Brainwave 7.341957336268308 B2 and C3
Brainwave 7.3584298736941705 D#1 and F#1
Brainwave 7.560245087202524 B1 and C#2
Brainwave 7.778532838136755 C3 and C#3
Brainwave 7.795984883609918 E1 and G1
Brainwave 8.009800654202266 C2 and D2
Brainwave 8.241068470267749 C#3 and D3
Brainwave 8.259558268367662 F1 and G#1
Brainwave 8.486088186302226 C#2 and D#2
Brainwave 8.500248951533905 C1 and E1
Brainwave 8.731107902336703 D3 and D#3
Brainwave 8.750697161045721 F#1 and A1
Brainwave 8.990697248865615 D2 and E2
Brainwave 9.005700057016476 C#1 and F1
Brainwave 9.250286595394527 D#3 and E3
Brainwave 9.271040692042554 G1 and A#1
Brainwave 9.525311927730698 D#2 and F2
Brainwave 9.541206849278346 D1 and F#1
Brainwave 9.800337260066868 E3 and F3
Brainwave 9.822325459522347 G#1 and B1
Brainwave 10.091716449691063 E2 and F#2
Brainwave 10.108556532458536 D#1 and G1
Brainwave 10.383095639315286 F3 and F#3
Brainwave 10.406391325149627 A1 and C2
Brainwave 10.691801137186388 F2 and G2
Brainwave 10.709642583384408 E1 and G#1
Brainwave 10.95033326655065 C1 and F1
Brainwave 11.000506635057462 F#3 and G3
Brainwave 11.025187554456807 A#1 and C#2
Brainwave 11.327568717077725 F#2 and G#2
Brainwave 11.346471070874529 F1 and A1
Brainwave 11.601473966845283 C#1 and F#1
Brainwave 11.654630799097788 G3 and G#3
Brainwave 11.680779322336413 B1 and D2
Brainwave 12.001141004562712 G2 and A2
Brainwave 12.02116735080692 F#1 and A#1
Brainwave 12.291333508042712 D1 and G1
Brainwave 12.347651210027436 G#3 and A3
Brainwave 12.375354605370603 C2 and D#2
Brainwave 12.714765984536129 G#2 and A#2
Brainwave 12.735983159296836 G1 and B1
Brainwave 13.022214232233026 D#1 and G#1
Brainwave 13.081880759044992 A3 and A#3
Brainwave 13.111231483999504 C#2 and E2
Brainwave 13.47082531403096 A2 and B2
Brainwave 13.493304127656494 G#1 and C2
Brainwave 13.546107176379458 C1 and F#1
Brainwave 13.796555385891274 E1 and A1
Brainwave 13.859769869017128 A#3 and B3
Brainwave 13.890865878899035 D2 and F2

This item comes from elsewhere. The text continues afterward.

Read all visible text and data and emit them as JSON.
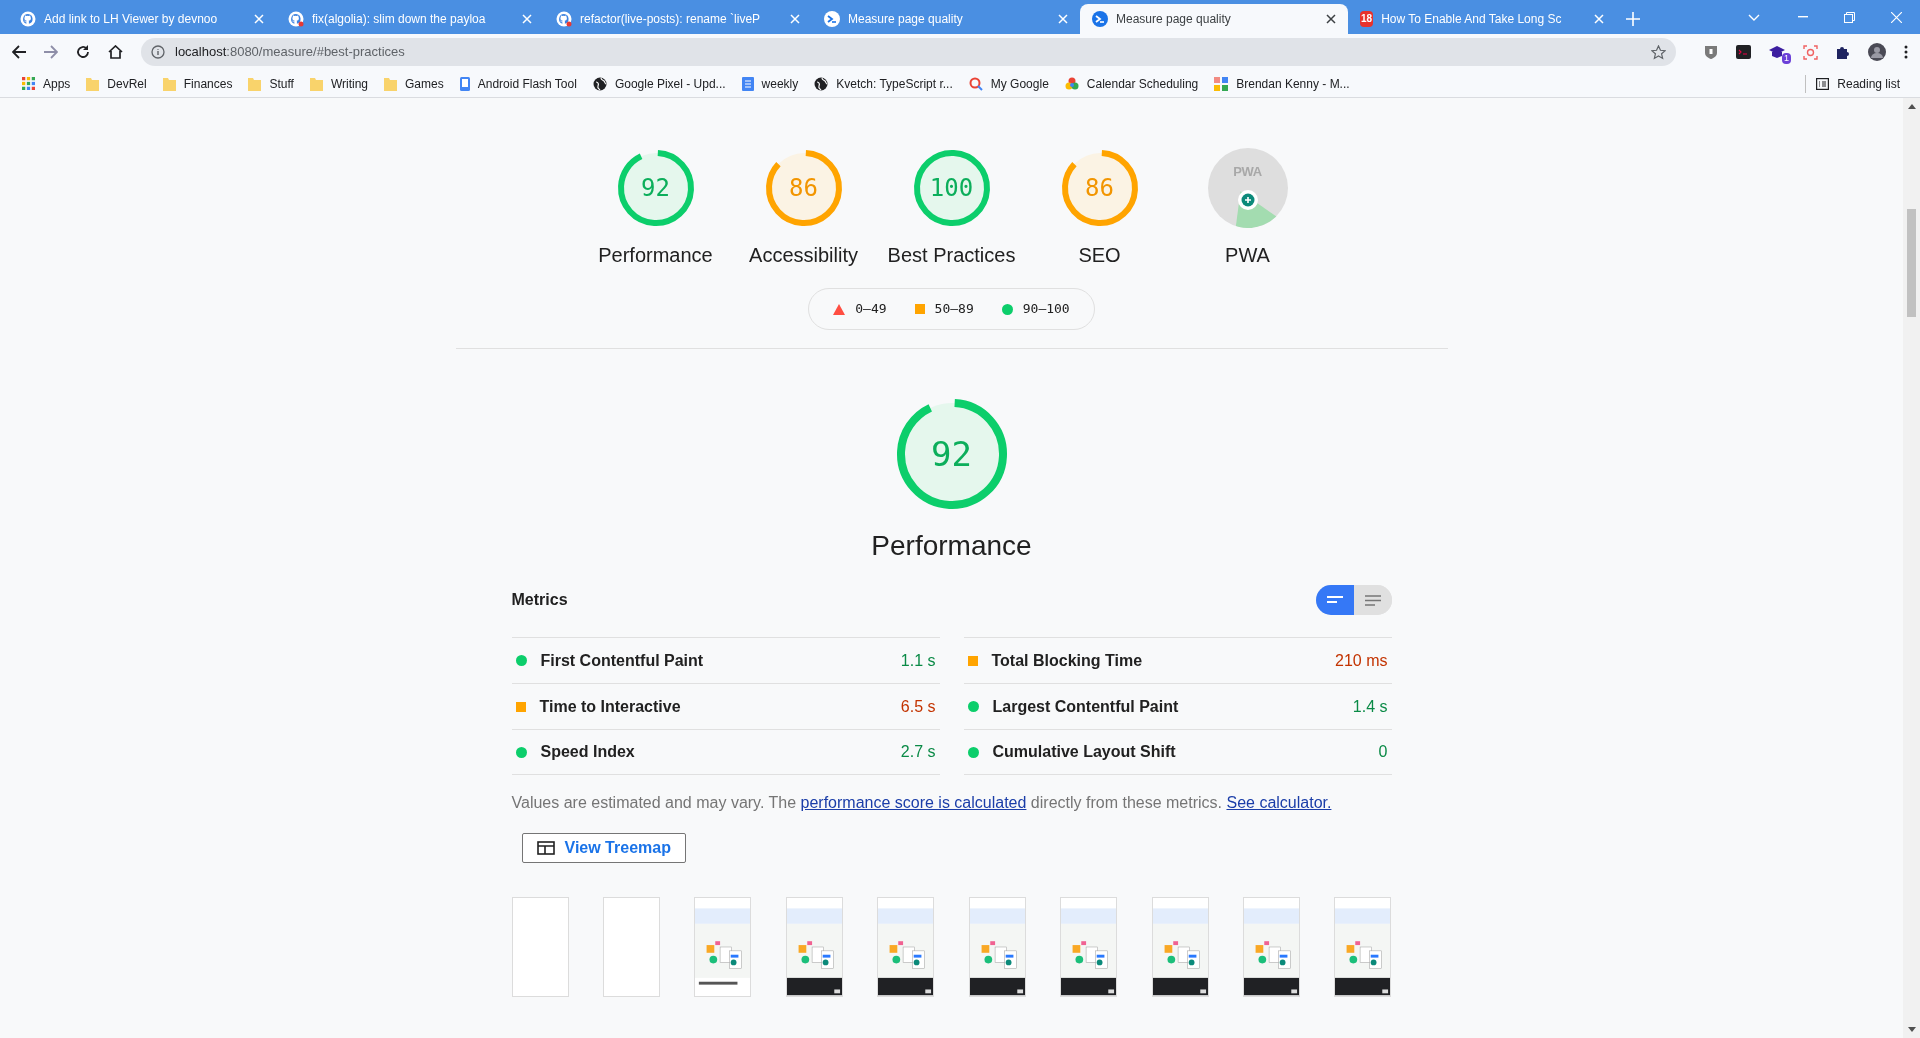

timestretchsegmentsThe timestretcher I’ve been working on is going ahead quite well. I’m currently working on timestretcher parameter changes. When changing the tempo, the segments should still align correctly. In the image  each color is a new synthesized segment. As can be seen, they overlap nicely.  A wave from one segment is picked up by the next, and so on.


Speed requirements timestretcher

I’m currently optimizing my timestretcher. Just to give an idea of the speed we need to achieve: with a windowsize of 4096 samples and an overlap of 16 frames. We have about 5.8 milliseconds between frame calculations. Now, this is stereo which means that we only have 2.9 milliseconds/frame. In each frame we have to detect sine waves, extract them relocate them to other positions. Typically we have around ~600 peaks per frame. That leaves us about 4.8 microseconds per peak. Each peak must be detected, extracted, repositioned, resampled and added to the final frame again. Currently I manage to do this in 13 microseconds. And now the push is on. Can we speed this further up with a factor 2.7 ?

BpmDj at Chaos Communication Camp 2015

This year we will again be at the Chaos Communication Camp 2015 (which takes place around Berlin)

At CCC 2011, we gave a talk on how BpmDj performs its audio analysis. Two years later, at OHM 2013, we explained how the nearest neighbor detection and associated weight matrix is created. This year, we won’t talk about the project anymore, but instead give you the opportunity to meet the developers.

Actually, we want you to come to us with ~100 tracks and an idea for a mix. We will then sit together and create that mix. As a reward you will receive one of our heat sensitive ‘stay-tuned-stay-sharp-keep-mixing’ cups.